Global concern with social conditions has taken many forms, including efforts to establish global social rights and agreed development goals. The 1948 UN Declaration on Human Rights comprised a wide range of civil and political rights but also certain economic and social rights: for example the rights to work, education and a standard of living adequate for health and wellbeing, including food, clothing, housing, medical care, necessary social services, and the right to security in the event of unemployment, sickness, disability, widowhood, old age or other lack of livelihood in circumstances beyond people’s control (UN General Assembly 1948). This was followed by a further stream of declarations and conventions, many codified in the International Covenants on Civil and Political Rights (ICCPR) and Economic, Social and Cultural Rights (ICESR), both of which came into force in 1976. Since then, there have been the 1981 International Convention on the Elimination of All Forms of Discrimination against Women (ICEDAW), the 1989 Convention on the Rights of the Child and others. All of these include social and economic rights. However, implementation is soft, to say the least.

In 2000 the UN Millennium Development Goals (MDGs) were unanimously agreed by all 189 member states (Hulme and Scott 2010). Eight goals were set with 21 targets – for example to reduce by two-thirds by 2015 the under-five mortality rate; to halve, by 2015, the proportion of people without sustainable access to safe drinking water and basic sanitation – and more than 60 indicators were agreed to chart progress. They amount to ‘a minimum set of global social standards in education, health and poverty alleviation’ (Deacon 2007: 173). The poverty target has been achieved (ten years early) but not that for malnutrition. The gender equality goal was achieved and the education goal narrowly missed. However, the health goals were not met.


The global picture painted so far charts three diverging trends: first, significant progress in some core features of social conditions and human development across the globe; second, rising inequalities; and, third, an as yet uncontrolled accumulation of greenhouse gases that will drive future global warming with significant damaging consequences for habitats and human welfare.
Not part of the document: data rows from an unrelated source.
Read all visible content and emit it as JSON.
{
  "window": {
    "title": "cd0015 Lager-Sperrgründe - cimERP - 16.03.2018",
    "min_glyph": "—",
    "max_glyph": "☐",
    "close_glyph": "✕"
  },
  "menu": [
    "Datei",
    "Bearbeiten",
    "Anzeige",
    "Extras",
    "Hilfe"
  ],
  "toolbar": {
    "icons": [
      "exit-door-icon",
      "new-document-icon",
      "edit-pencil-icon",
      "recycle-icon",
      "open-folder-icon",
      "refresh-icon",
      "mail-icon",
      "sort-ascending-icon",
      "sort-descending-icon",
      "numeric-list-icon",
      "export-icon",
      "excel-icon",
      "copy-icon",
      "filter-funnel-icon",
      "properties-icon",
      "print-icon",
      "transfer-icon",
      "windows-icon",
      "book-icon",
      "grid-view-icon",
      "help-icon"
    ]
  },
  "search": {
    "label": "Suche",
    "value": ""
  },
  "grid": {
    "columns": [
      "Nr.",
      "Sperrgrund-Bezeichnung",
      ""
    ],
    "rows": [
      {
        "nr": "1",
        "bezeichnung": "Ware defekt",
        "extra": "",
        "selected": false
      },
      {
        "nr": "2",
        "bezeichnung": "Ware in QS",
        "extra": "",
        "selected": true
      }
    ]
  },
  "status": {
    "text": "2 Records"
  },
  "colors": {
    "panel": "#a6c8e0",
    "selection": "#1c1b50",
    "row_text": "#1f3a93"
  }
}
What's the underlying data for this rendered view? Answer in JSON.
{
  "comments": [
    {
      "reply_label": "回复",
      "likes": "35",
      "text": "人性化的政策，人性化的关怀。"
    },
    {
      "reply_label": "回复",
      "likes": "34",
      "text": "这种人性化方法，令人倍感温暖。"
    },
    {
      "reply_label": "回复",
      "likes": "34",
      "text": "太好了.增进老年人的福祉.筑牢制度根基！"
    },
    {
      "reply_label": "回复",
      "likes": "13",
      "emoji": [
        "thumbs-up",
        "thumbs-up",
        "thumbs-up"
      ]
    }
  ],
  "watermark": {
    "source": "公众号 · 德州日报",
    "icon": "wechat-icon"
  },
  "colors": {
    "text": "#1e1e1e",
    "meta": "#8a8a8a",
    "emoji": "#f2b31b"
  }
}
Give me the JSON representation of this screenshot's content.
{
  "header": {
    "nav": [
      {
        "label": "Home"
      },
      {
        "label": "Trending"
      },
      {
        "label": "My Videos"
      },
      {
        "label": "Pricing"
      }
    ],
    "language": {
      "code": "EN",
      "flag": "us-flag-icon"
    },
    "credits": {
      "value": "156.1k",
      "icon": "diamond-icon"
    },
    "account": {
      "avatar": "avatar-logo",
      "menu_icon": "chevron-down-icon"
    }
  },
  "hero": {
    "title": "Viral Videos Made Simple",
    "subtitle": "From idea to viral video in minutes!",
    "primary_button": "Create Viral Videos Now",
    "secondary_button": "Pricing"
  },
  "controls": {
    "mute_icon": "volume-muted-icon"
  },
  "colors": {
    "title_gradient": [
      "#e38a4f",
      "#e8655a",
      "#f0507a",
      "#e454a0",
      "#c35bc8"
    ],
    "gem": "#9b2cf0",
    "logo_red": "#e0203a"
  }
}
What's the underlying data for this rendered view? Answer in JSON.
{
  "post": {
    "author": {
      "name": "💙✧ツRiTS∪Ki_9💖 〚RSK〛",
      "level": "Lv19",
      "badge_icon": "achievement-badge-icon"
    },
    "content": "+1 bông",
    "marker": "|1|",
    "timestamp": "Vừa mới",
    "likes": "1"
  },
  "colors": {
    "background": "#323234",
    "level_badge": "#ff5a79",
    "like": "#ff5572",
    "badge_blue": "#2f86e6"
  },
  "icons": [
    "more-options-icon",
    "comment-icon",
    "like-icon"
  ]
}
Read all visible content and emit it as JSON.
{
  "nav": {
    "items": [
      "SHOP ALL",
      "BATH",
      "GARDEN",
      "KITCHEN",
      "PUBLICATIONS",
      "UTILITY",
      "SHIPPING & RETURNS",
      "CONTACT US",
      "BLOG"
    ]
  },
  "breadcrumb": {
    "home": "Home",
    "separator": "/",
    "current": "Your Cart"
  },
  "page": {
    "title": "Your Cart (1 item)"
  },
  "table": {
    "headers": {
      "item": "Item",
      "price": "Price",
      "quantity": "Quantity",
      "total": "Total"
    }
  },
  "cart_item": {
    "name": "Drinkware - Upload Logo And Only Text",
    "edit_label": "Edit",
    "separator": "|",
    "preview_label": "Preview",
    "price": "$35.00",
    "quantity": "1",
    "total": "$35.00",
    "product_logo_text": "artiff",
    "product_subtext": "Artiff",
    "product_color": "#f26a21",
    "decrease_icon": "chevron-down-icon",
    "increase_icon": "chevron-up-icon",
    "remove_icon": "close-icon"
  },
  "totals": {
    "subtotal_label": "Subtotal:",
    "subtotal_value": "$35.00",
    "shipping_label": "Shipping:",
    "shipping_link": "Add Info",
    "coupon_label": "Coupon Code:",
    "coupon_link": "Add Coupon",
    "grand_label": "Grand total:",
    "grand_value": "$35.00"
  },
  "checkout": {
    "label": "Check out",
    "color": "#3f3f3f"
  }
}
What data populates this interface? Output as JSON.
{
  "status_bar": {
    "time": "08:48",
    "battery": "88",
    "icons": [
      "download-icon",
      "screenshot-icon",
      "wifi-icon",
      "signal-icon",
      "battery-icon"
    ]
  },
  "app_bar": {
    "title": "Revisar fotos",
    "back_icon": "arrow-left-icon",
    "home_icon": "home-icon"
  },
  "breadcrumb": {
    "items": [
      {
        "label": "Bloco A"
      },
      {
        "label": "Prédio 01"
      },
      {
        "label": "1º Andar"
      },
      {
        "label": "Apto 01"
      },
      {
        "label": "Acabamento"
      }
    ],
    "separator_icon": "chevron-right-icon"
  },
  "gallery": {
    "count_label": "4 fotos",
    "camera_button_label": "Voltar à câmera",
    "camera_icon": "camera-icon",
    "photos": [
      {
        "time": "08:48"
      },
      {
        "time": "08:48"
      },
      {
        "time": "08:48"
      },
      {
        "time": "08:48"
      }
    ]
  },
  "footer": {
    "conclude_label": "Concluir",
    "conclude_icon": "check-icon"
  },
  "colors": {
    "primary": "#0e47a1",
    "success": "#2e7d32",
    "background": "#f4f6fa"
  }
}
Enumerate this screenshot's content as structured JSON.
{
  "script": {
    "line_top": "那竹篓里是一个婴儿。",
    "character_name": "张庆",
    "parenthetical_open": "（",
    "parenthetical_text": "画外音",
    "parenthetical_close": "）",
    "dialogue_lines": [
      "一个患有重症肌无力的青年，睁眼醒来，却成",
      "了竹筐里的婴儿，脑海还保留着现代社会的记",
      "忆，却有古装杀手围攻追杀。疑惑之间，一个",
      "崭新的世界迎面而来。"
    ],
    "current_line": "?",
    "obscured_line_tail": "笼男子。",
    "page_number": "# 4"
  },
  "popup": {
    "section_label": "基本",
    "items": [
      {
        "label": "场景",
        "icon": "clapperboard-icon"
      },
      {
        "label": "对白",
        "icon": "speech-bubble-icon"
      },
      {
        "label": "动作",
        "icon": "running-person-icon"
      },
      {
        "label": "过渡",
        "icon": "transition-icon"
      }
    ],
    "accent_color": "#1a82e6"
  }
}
The following questions arise:

● What are the implications of climate change for future human welfare? ● How will the pursuit of climate stability interact with the pursuit of social improvement? ● Can we achieve some combination of equity/justice and sustainability?"